3) make sure the CD is in and then type and execute "mount /dev/cdrom -t iso9660 /mnt/cdrom". This tell Linux to mount the cdrom of type iso9660(standard CD format) at point /mnt/cdrom.
4) the cdrom files will be in the /mnt/cdrom
5) to unmount you use the same string but with "unmount" command instead of mount

or

1) open terminal; type "su" and password like before
2) then type "fsconf", this will bring you to a nice little GUI box to mount the cdrom.

in both cases use the "exit" command to get out of "su" mode, and likewise for the user terminal.

I suggest reading Linux Unleashed or Red Hat Linux Unleashed by Sams. I used them to figure out my wayarround. They're not too hard to read and they're very comprehensive.

anyway i hope this turn out, ciao
Anonymous
January 24, 2001 5:09:22 AM

my friend has an LT Winmodem too, but it's ISA, and isn't a real winmodem. Is yours also an ISA modem?
February 22, 2001 6:13:58 PM

I have installed Mandrake 7.2 from a cover disc I got from Linux Format magazine (UK mag). I think that the 2nd disc contains extra programs and at some point during the install when it asks about what type of install it then asks which CDs you have. I think the other discs contain source code. Personally I've used
SuSE6.x and Mandrake 7.0 before this so I've installed different flavours a few times. I like Mand7.2 it has good system management tool DrakConf. I can now do high quality prints over USB to my Epson Photo870 :-)

In summary the first CD contains loads of stuff for a beginner to look at. When I want to install extra stuff I use the rpm command line tool (this applies to files on CD or downloaded from the net).

Having never seen a retail pack of Mandrake take my words with a pinch of salt.

I can recommend SuSE which contains a decent installation guide.

Mike
February 23, 2001 1:47:17 PM

to unmount a cd the command is

umount /mnt/cdrom



Fastgas
Anonymous
February 23, 2001 4:39:43 PM

christ! it's not that fuckign hard to mount/unmount a CDRom in mandrake! there's an icon on your desktop.... or atleast, there should be one in either gnome or KDE that allows you to mount and access it like in ms windows. right clicking on the icon gives you options... mount or unmount.... double clicking it may automount it for you if you picked the default workstation. now, you have to make sure that everything that was accessing the cdrom is not when you try to unmount it. the system will refuse to let go of the disc if any app is still accessing the disc. i'll stress this again, RTFM! if you don't understand the books, stop using linux. get a more simple book and try again. don't blame linux or it's documentation for your lack of comprehension. read read read! i suggest you never think of ever trying that pos lt modem in linux. you'll end up blaming linux for the short falls of that pos modem. get a decent hardware modem, isa perferably. those doc discs will only help you with particular applications, and not with the administration of the system as a whole, you'll need to get your own books for that, or look on the web like everyone else. since you've gotten the system up, and it seems as if you prolly did the default workstation install, it most likely installed the documenation as well.
if you're running KDE (looks like MS Windows), then there should be a button on the task bar that sends you to the help browser.
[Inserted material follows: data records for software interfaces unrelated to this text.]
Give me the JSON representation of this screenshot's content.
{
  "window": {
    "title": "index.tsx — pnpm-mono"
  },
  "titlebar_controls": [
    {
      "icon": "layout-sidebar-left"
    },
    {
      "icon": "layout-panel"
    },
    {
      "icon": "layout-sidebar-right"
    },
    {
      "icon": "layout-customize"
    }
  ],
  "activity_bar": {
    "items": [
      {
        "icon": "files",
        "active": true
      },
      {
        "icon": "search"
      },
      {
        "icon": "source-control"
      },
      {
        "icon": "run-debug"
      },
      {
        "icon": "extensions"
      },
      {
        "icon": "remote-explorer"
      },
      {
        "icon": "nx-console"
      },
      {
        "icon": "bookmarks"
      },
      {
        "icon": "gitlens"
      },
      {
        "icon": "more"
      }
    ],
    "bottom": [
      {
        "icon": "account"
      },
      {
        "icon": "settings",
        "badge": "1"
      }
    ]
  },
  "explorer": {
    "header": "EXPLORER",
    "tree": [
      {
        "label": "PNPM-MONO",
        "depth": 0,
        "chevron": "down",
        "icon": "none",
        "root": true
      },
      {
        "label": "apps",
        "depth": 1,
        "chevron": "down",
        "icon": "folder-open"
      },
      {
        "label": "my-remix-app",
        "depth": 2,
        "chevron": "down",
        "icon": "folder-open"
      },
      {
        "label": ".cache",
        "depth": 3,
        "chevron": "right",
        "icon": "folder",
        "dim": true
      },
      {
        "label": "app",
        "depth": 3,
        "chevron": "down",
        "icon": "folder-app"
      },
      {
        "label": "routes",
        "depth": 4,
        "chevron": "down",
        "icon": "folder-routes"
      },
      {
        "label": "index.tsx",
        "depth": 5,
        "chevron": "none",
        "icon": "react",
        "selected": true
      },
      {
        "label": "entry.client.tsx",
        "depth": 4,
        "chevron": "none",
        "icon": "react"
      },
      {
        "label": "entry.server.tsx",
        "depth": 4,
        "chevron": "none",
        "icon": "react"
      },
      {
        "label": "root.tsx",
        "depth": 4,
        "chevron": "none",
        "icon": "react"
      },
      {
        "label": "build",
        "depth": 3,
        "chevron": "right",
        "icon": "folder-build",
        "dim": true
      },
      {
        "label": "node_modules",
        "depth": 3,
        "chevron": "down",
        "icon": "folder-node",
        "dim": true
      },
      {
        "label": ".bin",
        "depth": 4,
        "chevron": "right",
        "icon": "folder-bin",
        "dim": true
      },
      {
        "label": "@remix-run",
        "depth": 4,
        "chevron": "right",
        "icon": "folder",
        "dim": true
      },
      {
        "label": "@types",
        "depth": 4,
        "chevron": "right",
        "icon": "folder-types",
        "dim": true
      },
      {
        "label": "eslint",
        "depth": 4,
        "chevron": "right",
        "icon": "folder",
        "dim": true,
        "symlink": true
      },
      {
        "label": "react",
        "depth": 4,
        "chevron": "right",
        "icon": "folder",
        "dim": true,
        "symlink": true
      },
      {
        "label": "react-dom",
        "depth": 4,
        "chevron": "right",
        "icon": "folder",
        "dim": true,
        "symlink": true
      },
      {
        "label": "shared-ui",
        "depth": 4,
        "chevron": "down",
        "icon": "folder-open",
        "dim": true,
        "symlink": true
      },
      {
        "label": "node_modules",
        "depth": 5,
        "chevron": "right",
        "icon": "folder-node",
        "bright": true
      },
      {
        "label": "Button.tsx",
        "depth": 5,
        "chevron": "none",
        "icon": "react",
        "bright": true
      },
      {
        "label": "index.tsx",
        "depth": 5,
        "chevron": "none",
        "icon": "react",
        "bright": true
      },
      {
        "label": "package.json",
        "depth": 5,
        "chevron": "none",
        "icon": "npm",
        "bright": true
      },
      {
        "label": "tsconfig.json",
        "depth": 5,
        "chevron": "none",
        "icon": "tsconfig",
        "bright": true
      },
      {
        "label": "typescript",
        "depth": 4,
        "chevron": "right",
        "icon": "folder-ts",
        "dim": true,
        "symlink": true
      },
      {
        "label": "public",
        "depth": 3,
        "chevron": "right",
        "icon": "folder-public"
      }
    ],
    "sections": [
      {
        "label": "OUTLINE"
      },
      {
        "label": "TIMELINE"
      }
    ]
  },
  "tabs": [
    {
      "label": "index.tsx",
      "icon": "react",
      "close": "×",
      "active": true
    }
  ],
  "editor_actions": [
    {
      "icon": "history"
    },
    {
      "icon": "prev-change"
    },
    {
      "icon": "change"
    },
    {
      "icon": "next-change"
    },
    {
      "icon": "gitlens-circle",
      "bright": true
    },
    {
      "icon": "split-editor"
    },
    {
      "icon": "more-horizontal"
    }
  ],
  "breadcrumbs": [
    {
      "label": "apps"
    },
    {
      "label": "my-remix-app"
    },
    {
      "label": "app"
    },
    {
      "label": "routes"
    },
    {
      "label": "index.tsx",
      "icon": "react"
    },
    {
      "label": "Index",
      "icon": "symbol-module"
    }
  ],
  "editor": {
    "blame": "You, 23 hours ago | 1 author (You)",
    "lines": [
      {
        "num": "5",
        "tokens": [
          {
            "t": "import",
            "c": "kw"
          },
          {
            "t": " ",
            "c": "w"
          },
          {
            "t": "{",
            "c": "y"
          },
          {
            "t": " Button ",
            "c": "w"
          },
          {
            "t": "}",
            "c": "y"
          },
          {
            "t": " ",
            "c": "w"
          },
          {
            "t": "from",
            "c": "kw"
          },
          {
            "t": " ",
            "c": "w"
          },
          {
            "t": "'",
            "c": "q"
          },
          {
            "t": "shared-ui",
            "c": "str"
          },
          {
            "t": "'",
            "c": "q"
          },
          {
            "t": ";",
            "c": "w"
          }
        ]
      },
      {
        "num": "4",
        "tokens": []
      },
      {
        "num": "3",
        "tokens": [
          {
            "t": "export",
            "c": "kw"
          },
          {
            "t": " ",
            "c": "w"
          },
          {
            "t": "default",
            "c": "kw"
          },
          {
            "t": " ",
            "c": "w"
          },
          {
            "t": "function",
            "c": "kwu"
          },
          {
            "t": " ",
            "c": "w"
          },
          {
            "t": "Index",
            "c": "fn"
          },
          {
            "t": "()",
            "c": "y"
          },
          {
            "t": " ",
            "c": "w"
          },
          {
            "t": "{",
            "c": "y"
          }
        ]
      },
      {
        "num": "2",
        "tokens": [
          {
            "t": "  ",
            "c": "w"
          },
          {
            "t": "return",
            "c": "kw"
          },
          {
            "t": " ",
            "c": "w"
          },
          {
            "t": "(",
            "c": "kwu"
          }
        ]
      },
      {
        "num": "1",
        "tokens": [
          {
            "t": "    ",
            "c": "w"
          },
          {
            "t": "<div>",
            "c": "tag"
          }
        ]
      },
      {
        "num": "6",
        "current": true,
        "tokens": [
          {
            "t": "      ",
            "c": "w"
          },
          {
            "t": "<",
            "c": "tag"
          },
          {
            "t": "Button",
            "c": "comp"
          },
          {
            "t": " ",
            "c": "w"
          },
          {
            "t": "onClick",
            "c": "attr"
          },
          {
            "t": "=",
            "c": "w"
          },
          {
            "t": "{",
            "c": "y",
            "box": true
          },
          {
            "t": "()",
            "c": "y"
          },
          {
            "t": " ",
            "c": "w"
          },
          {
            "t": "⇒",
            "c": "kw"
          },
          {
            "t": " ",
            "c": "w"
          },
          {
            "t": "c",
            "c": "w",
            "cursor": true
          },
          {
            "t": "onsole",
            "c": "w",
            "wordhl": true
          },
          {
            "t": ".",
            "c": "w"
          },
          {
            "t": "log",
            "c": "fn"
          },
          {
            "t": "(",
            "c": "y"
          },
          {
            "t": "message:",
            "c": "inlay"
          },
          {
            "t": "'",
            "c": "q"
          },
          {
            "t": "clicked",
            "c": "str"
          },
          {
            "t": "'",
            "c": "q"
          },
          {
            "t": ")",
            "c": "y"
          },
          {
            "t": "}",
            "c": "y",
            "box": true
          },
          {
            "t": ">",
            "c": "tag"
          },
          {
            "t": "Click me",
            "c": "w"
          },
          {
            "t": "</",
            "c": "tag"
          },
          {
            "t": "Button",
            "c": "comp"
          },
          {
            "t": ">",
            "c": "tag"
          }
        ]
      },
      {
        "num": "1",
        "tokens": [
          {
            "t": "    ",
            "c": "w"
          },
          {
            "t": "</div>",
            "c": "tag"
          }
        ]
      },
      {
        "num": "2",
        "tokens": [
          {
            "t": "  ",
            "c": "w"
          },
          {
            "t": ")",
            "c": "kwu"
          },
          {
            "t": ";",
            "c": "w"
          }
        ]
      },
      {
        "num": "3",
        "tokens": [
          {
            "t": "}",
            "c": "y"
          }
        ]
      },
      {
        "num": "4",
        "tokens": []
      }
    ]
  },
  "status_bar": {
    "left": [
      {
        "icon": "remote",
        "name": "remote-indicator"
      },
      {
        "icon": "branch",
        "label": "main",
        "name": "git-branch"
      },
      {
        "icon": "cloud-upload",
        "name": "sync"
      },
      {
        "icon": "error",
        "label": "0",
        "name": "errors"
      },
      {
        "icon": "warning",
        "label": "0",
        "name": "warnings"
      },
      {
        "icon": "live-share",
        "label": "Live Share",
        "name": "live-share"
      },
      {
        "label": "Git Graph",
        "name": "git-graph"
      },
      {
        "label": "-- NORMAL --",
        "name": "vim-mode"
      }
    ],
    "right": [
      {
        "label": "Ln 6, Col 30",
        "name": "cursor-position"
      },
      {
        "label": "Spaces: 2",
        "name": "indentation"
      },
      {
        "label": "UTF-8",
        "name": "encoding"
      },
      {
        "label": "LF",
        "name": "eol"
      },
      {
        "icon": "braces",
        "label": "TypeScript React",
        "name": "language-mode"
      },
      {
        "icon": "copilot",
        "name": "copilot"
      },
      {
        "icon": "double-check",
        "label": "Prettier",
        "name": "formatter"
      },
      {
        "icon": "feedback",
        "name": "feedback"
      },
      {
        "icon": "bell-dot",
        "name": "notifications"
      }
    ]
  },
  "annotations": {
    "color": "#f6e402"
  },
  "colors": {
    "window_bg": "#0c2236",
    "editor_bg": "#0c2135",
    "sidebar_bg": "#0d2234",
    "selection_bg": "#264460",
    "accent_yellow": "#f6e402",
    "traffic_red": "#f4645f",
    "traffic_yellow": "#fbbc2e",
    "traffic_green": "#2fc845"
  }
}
Gnome has the same feature. It's also on the program menu. I'll tell you now, linux is not for newbies and i've seen no documenation that is made for one. If you go into the situation only looking for easy routes, then you're sol! time, patients and manuals.... the key to linux!
Anonymous
January 3, 2002 3:30:02 AM

Just a note: "SU" stands for 'switch user' not 'super user'

I know this is a late post, but some of us actually read this 'old' stuff.

"Ever park your bike in an airplane hanger..."
!